language, and optimized for efficient and flexible data mining.
 Presentation and visualization of data mining results
-Discovered knowledge should be expressed in high level languages,
visual representation (i.e) easily understood and directly usable by
humans. Such as trees, tables, rules, graphs, charts, crosstabs, matrices,
curves.
 Handling noise and incomplete data
-As a result the accuracy of the discovered patterns can be poor.

 Pattern evaluation: the interestingness problem
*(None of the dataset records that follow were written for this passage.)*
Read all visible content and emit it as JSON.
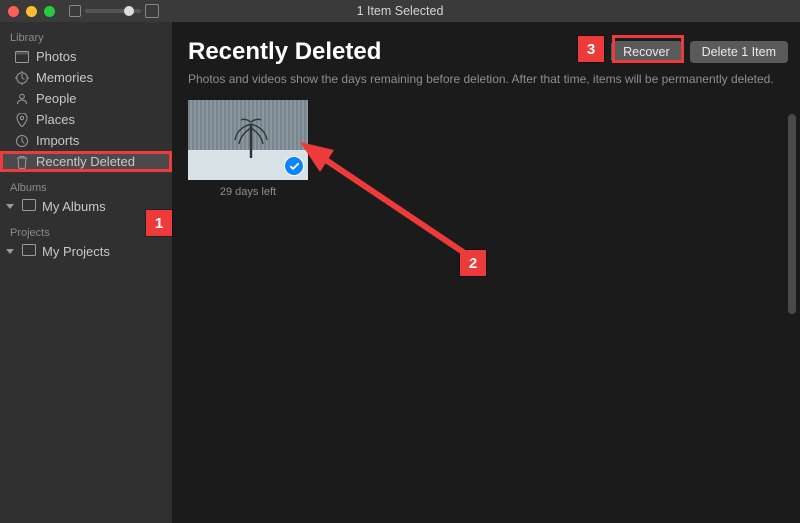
{
  "titlebar": {
    "title": "1 Item Selected"
  },
  "sidebar": {
    "library_label": "Library",
    "items": [
      {
        "label": "Photos"
      },
      {
        "label": "Memories"
      },
      {
        "label": "People"
      },
      {
        "label": "Places"
      },
      {
        "label": "Imports"
      },
      {
        "label": "Recently Deleted"
      }
    ],
    "albums_label": "Albums",
    "my_albums": "My Albums",
    "projects_label": "Projects",
    "my_projects": "My Projects"
  },
  "main": {
    "title": "Recently Deleted",
    "recover": "Recover",
    "delete": "Delete 1 Item",
    "description": "Photos and videos show the days remaining before deletion. After that time, items will be permanently deleted.",
    "thumb": {
      "days_left": "29 days left"
    }
  },
  "callouts": {
    "one": "1",
    "two": "2",
    "three": "3"
  }
}
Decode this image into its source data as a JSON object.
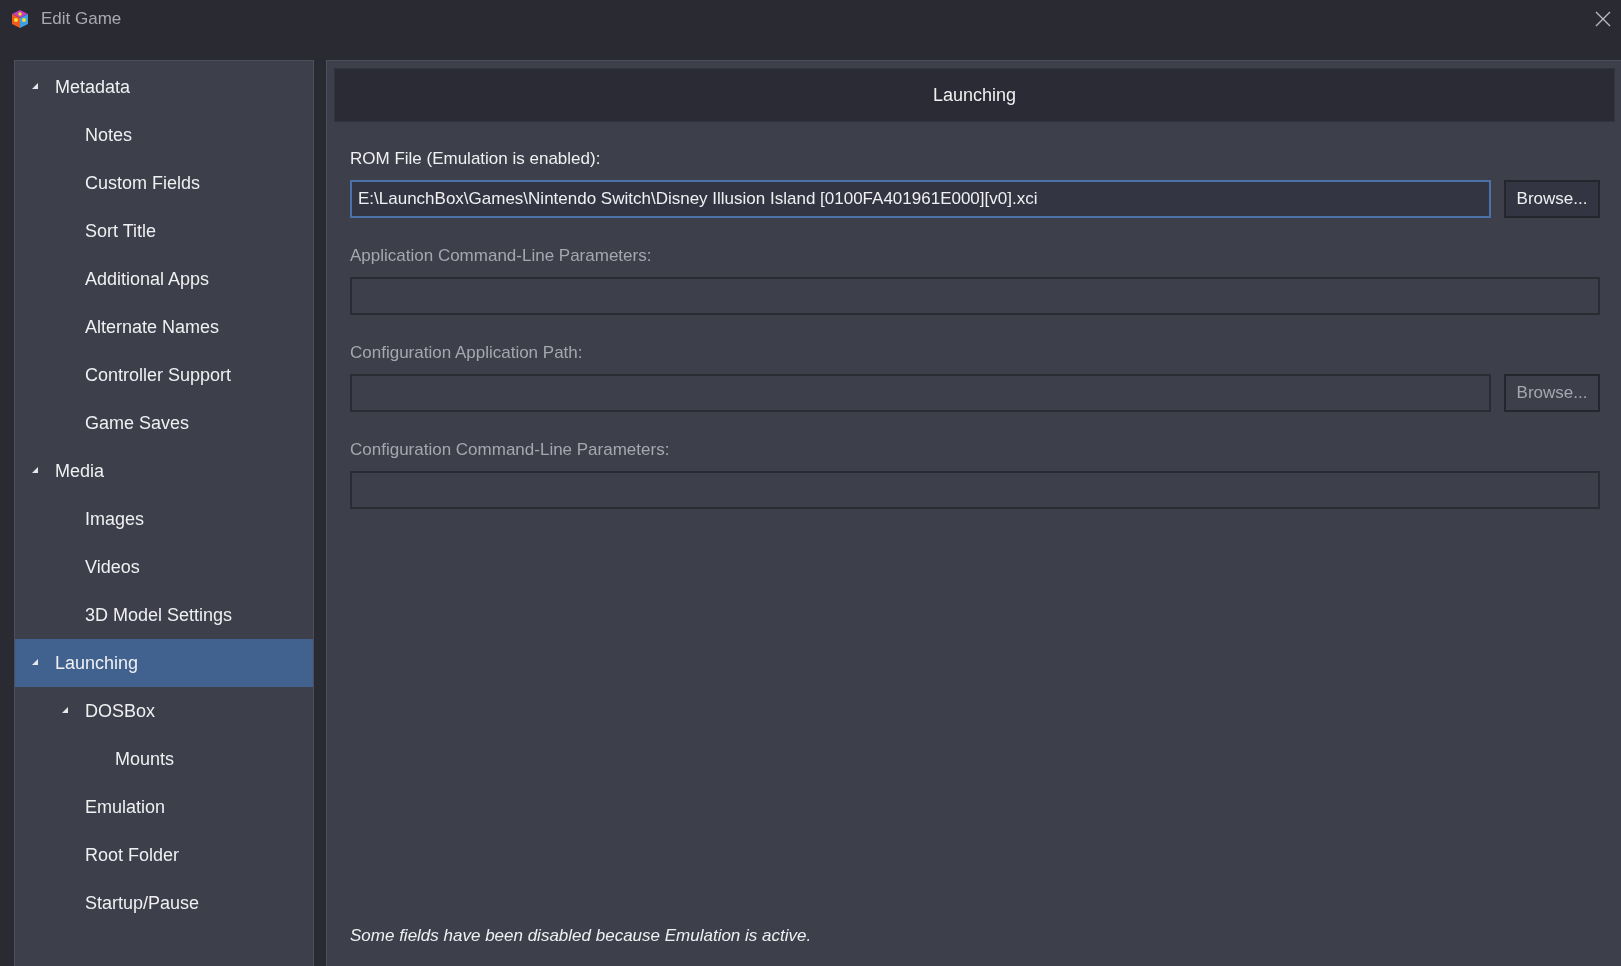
{
  "window": {
    "title": "Edit Game"
  },
  "sidebar": {
    "items": [
      {
        "label": "Metadata",
        "expanded": true,
        "selected": false,
        "children": [
          {
            "label": "Notes",
            "selected": false
          },
          {
            "label": "Custom Fields",
            "selected": false
          },
          {
            "label": "Sort Title",
            "selected": false
          },
          {
            "label": "Additional Apps",
            "selected": false
          },
          {
            "label": "Alternate Names",
            "selected": false
          },
          {
            "label": "Controller Support",
            "selected": false
          },
          {
            "label": "Game Saves",
            "selected": false
          }
        ]
      },
      {
        "label": "Media",
        "expanded": true,
        "selected": false,
        "children": [
          {
            "label": "Images",
            "selected": false
          },
          {
            "label": "Videos",
            "selected": false
          },
          {
            "label": "3D Model Settings",
            "selected": false
          }
        ]
      },
      {
        "label": "Launching",
        "expanded": true,
        "selected": true,
        "children": [
          {
            "label": "DOSBox",
            "expanded": true,
            "selected": false,
            "children": [
              {
                "label": "Mounts",
                "selected": false
              }
            ]
          },
          {
            "label": "Emulation",
            "selected": false
          },
          {
            "label": "Root Folder",
            "selected": false
          },
          {
            "label": "Startup/Pause",
            "selected": false
          }
        ]
      }
    ]
  },
  "panel": {
    "title": "Launching",
    "fields": [
      {
        "label": "ROM File (Emulation is enabled):",
        "value": "E:\\LaunchBox\\Games\\Nintendo Switch\\Disney Illusion Island [0100FA401961E000][v0].xci",
        "disabled": false,
        "focused": true,
        "button": "Browse..."
      },
      {
        "label": "Application Command-Line Parameters:",
        "disabled": true,
        "focused": false
      },
      {
        "label": "Configuration Application Path:",
        "disabled": true,
        "focused": false,
        "button": "Browse..."
      },
      {
        "label": "Configuration Command-Line Parameters:",
        "disabled": true,
        "focused": false
      }
    ],
    "note": "Some fields have been disabled because Emulation is active."
  }
}
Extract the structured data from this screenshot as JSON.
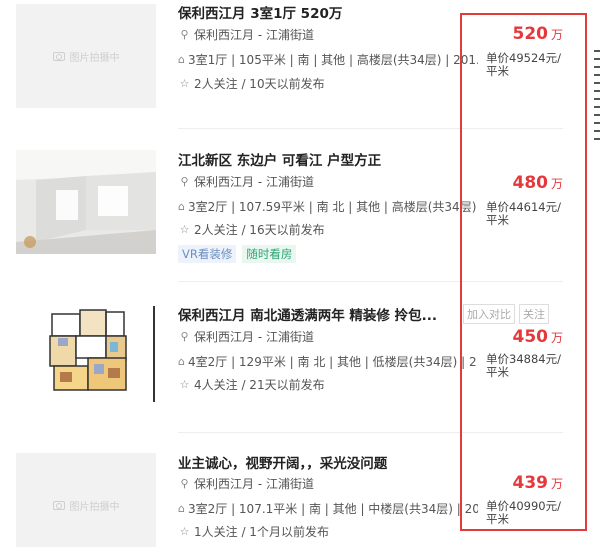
{
  "listings": [
    {
      "title": "保利西江月 3室1厅 520万",
      "location": "保利西江月 - 江浦街道",
      "info": "3室1厅 | 105平米 | 南 | 其他 | 高楼层(共34层) | 201...",
      "follow": "2人关注 / 10天以前发布",
      "price": "520",
      "price_unit": "万",
      "unit_price": "单价49524元/平米",
      "image_placeholder": "图片拍摄中",
      "tags": []
    },
    {
      "title": "江北新区 东边户 可看江 户型方正",
      "location": "保利西江月 - 江浦街道",
      "info": "3室2厅 | 107.59平米 | 南 北 | 其他 | 高楼层(共34层) | ...",
      "follow": "2人关注 / 16天以前发布",
      "price": "480",
      "price_unit": "万",
      "unit_price": "单价44614元/平米",
      "tags": [
        "VR看装修",
        "随时看房"
      ]
    },
    {
      "title": "保利西江月 南北通透满两年 精装修 拎包...",
      "location": "保利西江月 - 江浦街道",
      "info": "4室2厅 | 129平米 | 南 北 | 其他 | 低楼层(共34层) | 2...",
      "follow": "4人关注 / 21天以前发布",
      "price": "450",
      "price_unit": "万",
      "unit_price": "单价34884元/平米",
      "actions": [
        "加入对比",
        "关注"
      ],
      "tags": []
    },
    {
      "title": "业主诚心，视野开阔，，采光没问题",
      "location": "保利西江月 - 江浦街道",
      "info": "3室2厅 | 107.1平米 | 南 | 其他 | 中楼层(共34层) | 20...",
      "follow": "1人关注 / 1个月以前发布",
      "price": "439",
      "price_unit": "万",
      "unit_price": "单价40990元/平米",
      "image_placeholder": "图片拍摄中",
      "tags": []
    }
  ],
  "icons": {
    "location": "location-pin-icon",
    "info": "house-icon",
    "follow": "star-icon"
  },
  "colors": {
    "price": "#e4393c",
    "highlight_box": "#e23b3b",
    "tag_vr": "#6c8fbf",
    "tag_see": "#2fa476"
  }
}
Major Issues in Data Mining (2)
 Performance and scalability
 Efficiency and scalability of data mining algorithms
-The running time of a Data Mining algorithm must be predictable and
acceptable in large Database.
 Parallel, distributed and incremental mining methods
-Such algorithms divide the data into partitions, which are processed in
parallel.
-Not from scratch, it will amend and strengthen what was previously
discovered.
 Issues relating to the diversity of data types
 Handling relational and complex types of data
-One may expect to have different data mining systems for different
kinds of data.
 Mining information from heterogeneous databases and global
information systems (WWW)
-Becomes a very challenging and highly dynamic field in data mining.
 Issues related to applications and social impacts
 Application of discovered knowledge
 Domain-specific data mining tools

 Intelligent query answering

 Process control and decision making


Summary
 Data mining: discovering interesting patterns from large
amounts of data
 A natural evolution of database technology, in great
demand, with wide applications
 A KDD process includes data cleaning, data integration, data
selection, transformation, data mining, pattern evaluation,
and knowledge presentation
 Mining can be performed in a variety of information
repositories
 Data mining functionalities: characterization, discrimination,
association, classification, clustering, outlier and trend
analysis, etc.
 Classification of data mining systems